Problem description
Copying task for the records below: reproduce each one exactly and drop the pictures.

(Extracted records)
○ ○ ○ ○ ○
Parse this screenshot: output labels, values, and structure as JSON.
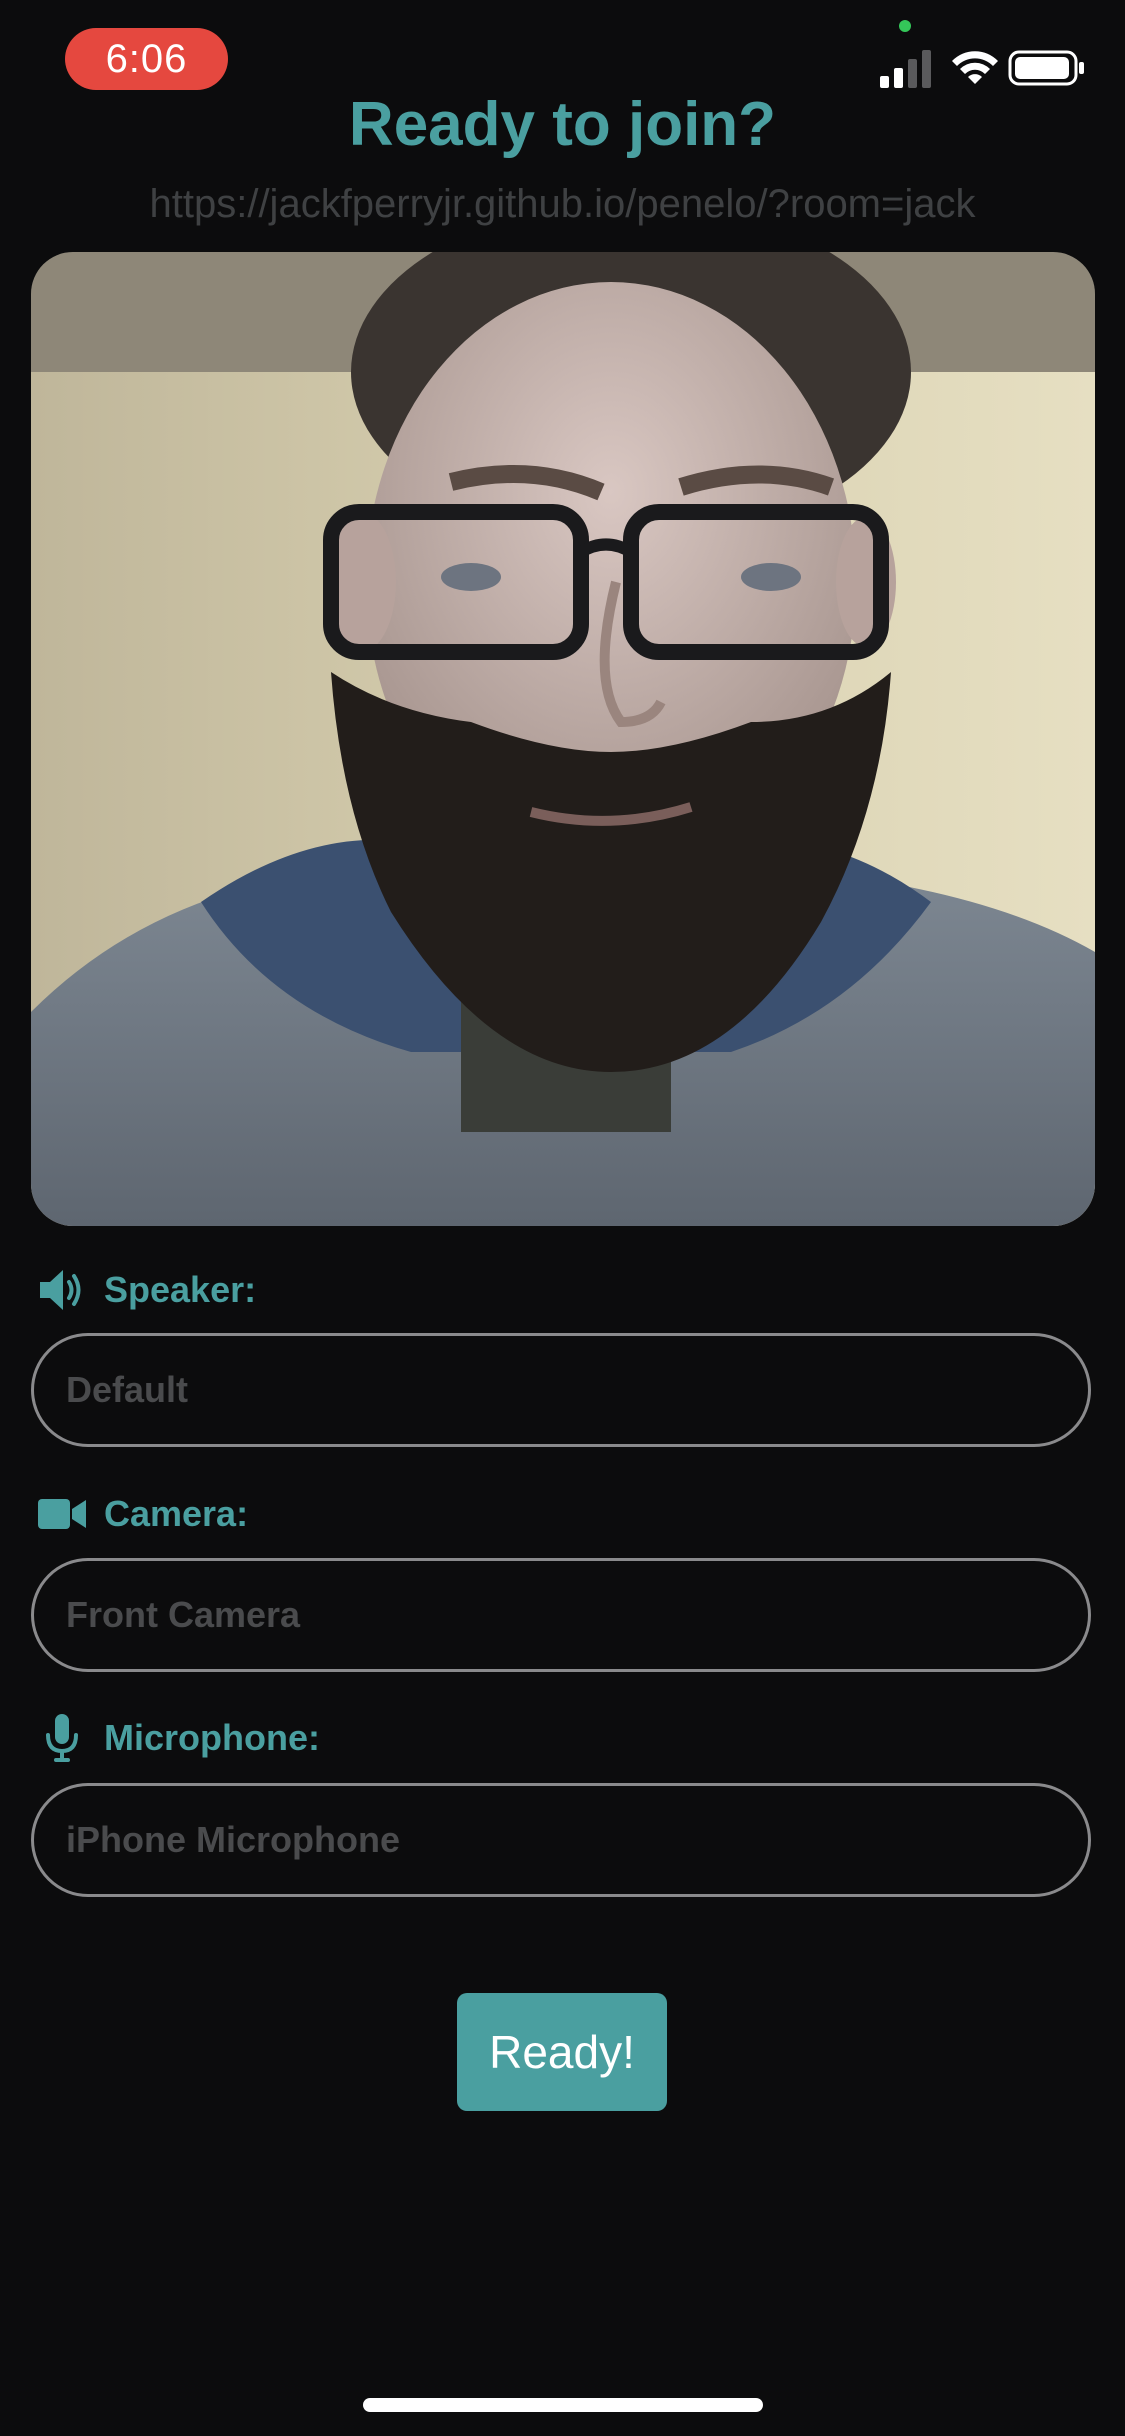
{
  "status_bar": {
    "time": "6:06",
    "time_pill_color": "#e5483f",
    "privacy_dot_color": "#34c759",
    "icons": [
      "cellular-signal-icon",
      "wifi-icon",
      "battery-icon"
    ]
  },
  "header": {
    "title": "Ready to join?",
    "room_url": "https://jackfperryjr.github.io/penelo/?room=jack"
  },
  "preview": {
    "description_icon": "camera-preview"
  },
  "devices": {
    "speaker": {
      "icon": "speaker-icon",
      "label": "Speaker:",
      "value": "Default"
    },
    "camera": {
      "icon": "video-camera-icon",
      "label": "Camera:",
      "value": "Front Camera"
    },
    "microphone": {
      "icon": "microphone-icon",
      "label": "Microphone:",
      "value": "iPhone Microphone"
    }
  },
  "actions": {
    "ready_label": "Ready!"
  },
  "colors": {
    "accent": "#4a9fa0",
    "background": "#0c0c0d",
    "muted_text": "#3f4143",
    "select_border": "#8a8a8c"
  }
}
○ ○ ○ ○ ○
Written reply
Parse this screenshot: output labels, values, and structure as JSON.
{
  "status_bar": {
    "time": "6:06",
    "time_pill_color": "#e5483f",
    "privacy_dot_color": "#34c759",
    "icons": [
      "cellular-signal-icon",
      "wifi-icon",
      "battery-icon"
    ]
  },
  "header": {
    "title": "Ready to join?",
    "room_url": "https://jackfperryjr.github.io/penelo/?room=jack"
  },
  "preview": {
    "description_icon": "camera-preview"
  },
  "devices": {
    "speaker": {
      "icon": "speaker-icon",
      "label": "Speaker:",
      "value": "Default"
    },
    "camera": {
      "icon": "video-camera-icon",
      "label": "Camera:",
      "value": "Front Camera"
    },
    "microphone": {
      "icon": "microphone-icon",
      "label": "Microphone:",
      "value": "iPhone Microphone"
    }
  },
  "actions": {
    "ready_label": "Ready!"
  },
  "colors": {
    "accent": "#4a9fa0",
    "background": "#0c0c0d",
    "muted_text": "#3f4143",
    "select_border": "#8a8a8c"
  }
}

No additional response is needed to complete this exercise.